_Excerpted records_:
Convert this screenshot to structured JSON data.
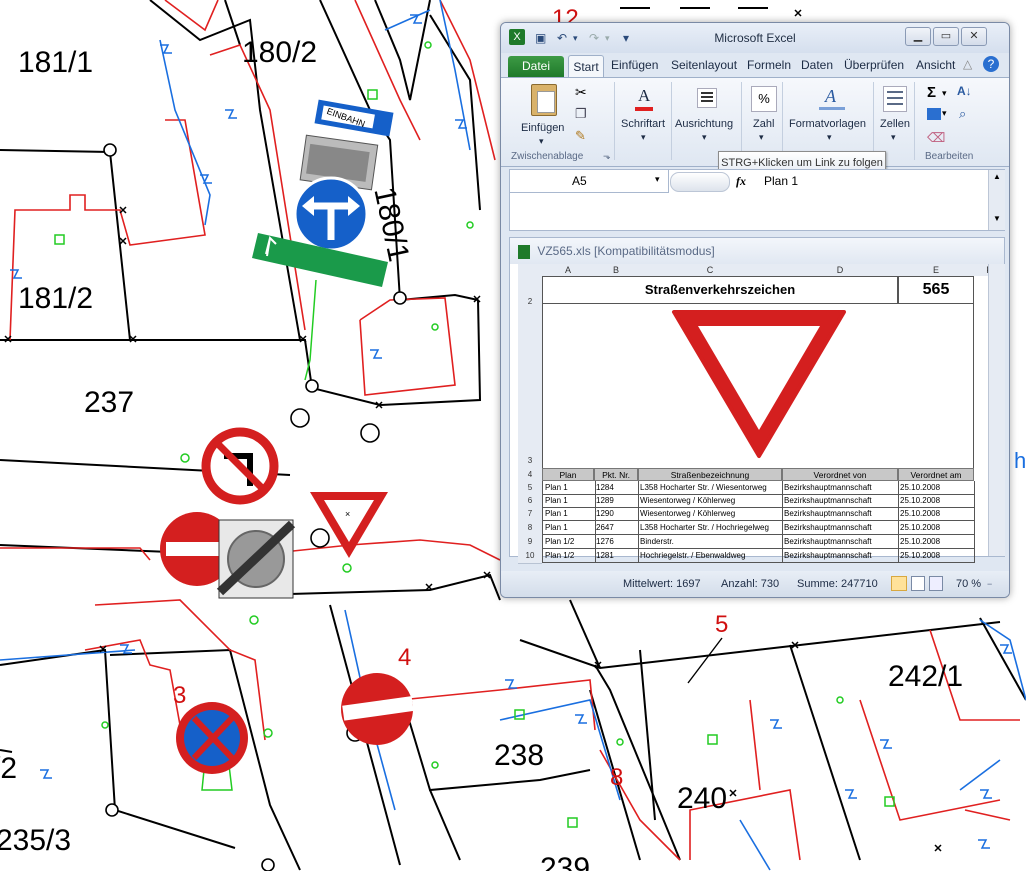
{
  "map": {
    "parcels": [
      "181/1",
      "180/2",
      "180/1",
      "181/2",
      "237",
      "242/1",
      "238",
      "240",
      "235/3",
      "239",
      "/2"
    ],
    "markers": [
      "12",
      "3",
      "4",
      "5",
      "8"
    ],
    "signs": {
      "einbahn_text": "EINBAHN"
    }
  },
  "excel": {
    "window_title": "Microsoft Excel",
    "tabs": [
      "Datei",
      "Start",
      "Einfügen",
      "Seitenlayout",
      "Formeln",
      "Daten",
      "Überprüfen",
      "Ansicht"
    ],
    "ribbon": {
      "einfuegen": "Einfügen",
      "schriftart": "Schriftart",
      "ausrichtung": "Ausrichtung",
      "zahl": "Zahl",
      "formatvorlagen": "Formatvorlagen",
      "zellen": "Zellen",
      "zwischenablage": "Zwischenablage",
      "bearbeiten": "Bearbeiten",
      "percent_glyph": "%",
      "sigma_glyph": "Σ"
    },
    "tooltip": "STRG+Klicken um Link zu folgen",
    "namebox": "A5",
    "fx_label": "fx",
    "formula_value": "Plan 1",
    "document": {
      "filename": "VZ565.xls  [Kompatibilitätsmodus]",
      "columns": [
        "A",
        "B",
        "C",
        "D",
        "E",
        "F"
      ],
      "row_numbers": [
        "2",
        "3",
        "4",
        "5",
        "6",
        "7",
        "8",
        "9",
        "10"
      ],
      "sheet_title": "Straßenverkehrszeichen",
      "sign_number": "565",
      "headers": [
        "Plan",
        "Pkt. Nr.",
        "Straßenbezeichnung",
        "Verordnet von",
        "Verordnet am"
      ],
      "rows": [
        [
          "Plan 1",
          "1284",
          "L358 Hocharter Str. / Wiesentorweg",
          "Bezirkshauptmannschaft",
          "25.10.2008"
        ],
        [
          "Plan 1",
          "1289",
          "Wiesentorweg / Köhlerweg",
          "Bezirkshauptmannschaft",
          "25.10.2008"
        ],
        [
          "Plan 1",
          "1290",
          "Wiesentorweg / Köhlerweg",
          "Bezirkshauptmannschaft",
          "25.10.2008"
        ],
        [
          "Plan 1",
          "2647",
          "L358 Hocharter Str. / Hochriegelweg",
          "Bezirkshauptmannschaft",
          "25.10.2008"
        ],
        [
          "Plan 1/2",
          "1276",
          "Binderstr.",
          "Bezirkshauptmannschaft",
          "25.10.2008"
        ],
        [
          "Plan 1/2",
          "1281",
          "Hochriegelstr. / Ebenwaldweg",
          "Bezirkshauptmannschaft",
          "25.10.2008"
        ]
      ]
    },
    "status": {
      "mittelwert": "Mittelwert: 1697",
      "anzahl": "Anzahl: 730",
      "summe": "Summe: 247710",
      "zoom": "70 %"
    }
  },
  "colors": {
    "parcel_line": "#000000",
    "boundary_red": "#e02020",
    "boundary_blue": "#1a6fe0",
    "marker_green": "#22cc22",
    "excel_green": "#1f7a2a",
    "sign_red": "#d41f1f",
    "sign_blue": "#1560c9"
  }
}
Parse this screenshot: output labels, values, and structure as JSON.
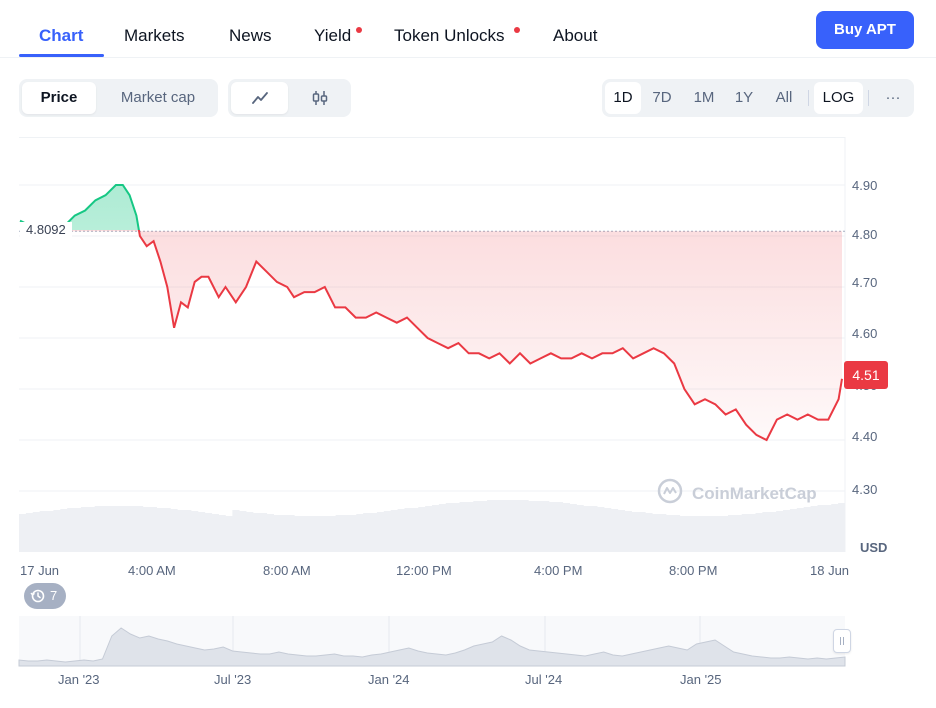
{
  "tabs": [
    {
      "label": "Chart",
      "active": true
    },
    {
      "label": "Markets"
    },
    {
      "label": "News"
    },
    {
      "label": "Yield",
      "dot": true
    },
    {
      "label": "Token Unlocks",
      "dot": true
    },
    {
      "label": "About"
    }
  ],
  "buy_button": "Buy APT",
  "view_toggle": [
    "Price",
    "Market cap"
  ],
  "chart_type_icons": [
    "line-chart-icon",
    "candlestick-icon"
  ],
  "timeframes": [
    "1D",
    "7D",
    "1M",
    "1Y",
    "All"
  ],
  "log_label": "LOG",
  "more_label": "···",
  "chart_data": {
    "type": "line",
    "unit": "USD",
    "reference_price": "4.8092",
    "current_price": "4.51",
    "yticks": [
      "4.90",
      "4.80",
      "4.70",
      "4.60",
      "4.50",
      "4.40",
      "4.30"
    ],
    "xticks": [
      "17 Jun",
      "4:00 AM",
      "8:00 AM",
      "12:00 PM",
      "4:00 PM",
      "8:00 PM",
      "18 Jun"
    ],
    "ylim": [
      4.2,
      5.0
    ],
    "x_hours": [
      0,
      0.3,
      0.6,
      1,
      1.3,
      1.6,
      1.9,
      2.2,
      2.5,
      2.8,
      3,
      3.2,
      3.4,
      3.5,
      3.7,
      3.9,
      4.1,
      4.3,
      4.5,
      4.7,
      4.9,
      5.1,
      5.3,
      5.5,
      5.8,
      6,
      6.3,
      6.6,
      6.9,
      7.2,
      7.5,
      7.8,
      8,
      8.3,
      8.6,
      8.9,
      9.2,
      9.5,
      9.8,
      10.1,
      10.4,
      10.7,
      11,
      11.3,
      11.6,
      11.9,
      12.2,
      12.5,
      12.8,
      13.1,
      13.4,
      13.7,
      14,
      14.3,
      14.6,
      14.9,
      15.2,
      15.5,
      15.8,
      16.1,
      16.4,
      16.7,
      17,
      17.3,
      17.6,
      17.9,
      18.2,
      18.5,
      18.8,
      19.1,
      19.4,
      19.7,
      20,
      20.3,
      20.6,
      20.9,
      21.2,
      21.5,
      21.8,
      22.1,
      22.4,
      22.7,
      23,
      23.3,
      23.6,
      23.9,
      24
    ],
    "prices": [
      4.83,
      4.82,
      4.81,
      4.81,
      4.82,
      4.84,
      4.85,
      4.87,
      4.88,
      4.9,
      4.9,
      4.88,
      4.84,
      4.8,
      4.78,
      4.79,
      4.75,
      4.7,
      4.62,
      4.67,
      4.66,
      4.71,
      4.72,
      4.72,
      4.68,
      4.7,
      4.67,
      4.7,
      4.75,
      4.73,
      4.71,
      4.7,
      4.68,
      4.69,
      4.69,
      4.7,
      4.66,
      4.66,
      4.64,
      4.64,
      4.65,
      4.64,
      4.63,
      4.64,
      4.62,
      4.6,
      4.59,
      4.58,
      4.59,
      4.57,
      4.57,
      4.56,
      4.57,
      4.55,
      4.57,
      4.55,
      4.56,
      4.57,
      4.56,
      4.56,
      4.57,
      4.56,
      4.57,
      4.57,
      4.58,
      4.56,
      4.57,
      4.58,
      4.57,
      4.55,
      4.5,
      4.47,
      4.48,
      4.47,
      4.45,
      4.46,
      4.43,
      4.41,
      4.4,
      4.44,
      4.45,
      4.44,
      4.45,
      4.44,
      4.44,
      4.48,
      4.52
    ]
  },
  "navigator": {
    "history_count": "7",
    "labels": [
      "Jan '23",
      "Jul '23",
      "Jan '24",
      "Jul '24",
      "Jan '25"
    ]
  },
  "watermark": "CoinMarketCap",
  "colors": {
    "accent": "#3861fb",
    "up": "#16c784",
    "down": "#ea3943"
  }
}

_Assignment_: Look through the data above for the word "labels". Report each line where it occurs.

_Task answer_:
Parse this screenshot: output labels, values, and structure as JSON.
    "labels": [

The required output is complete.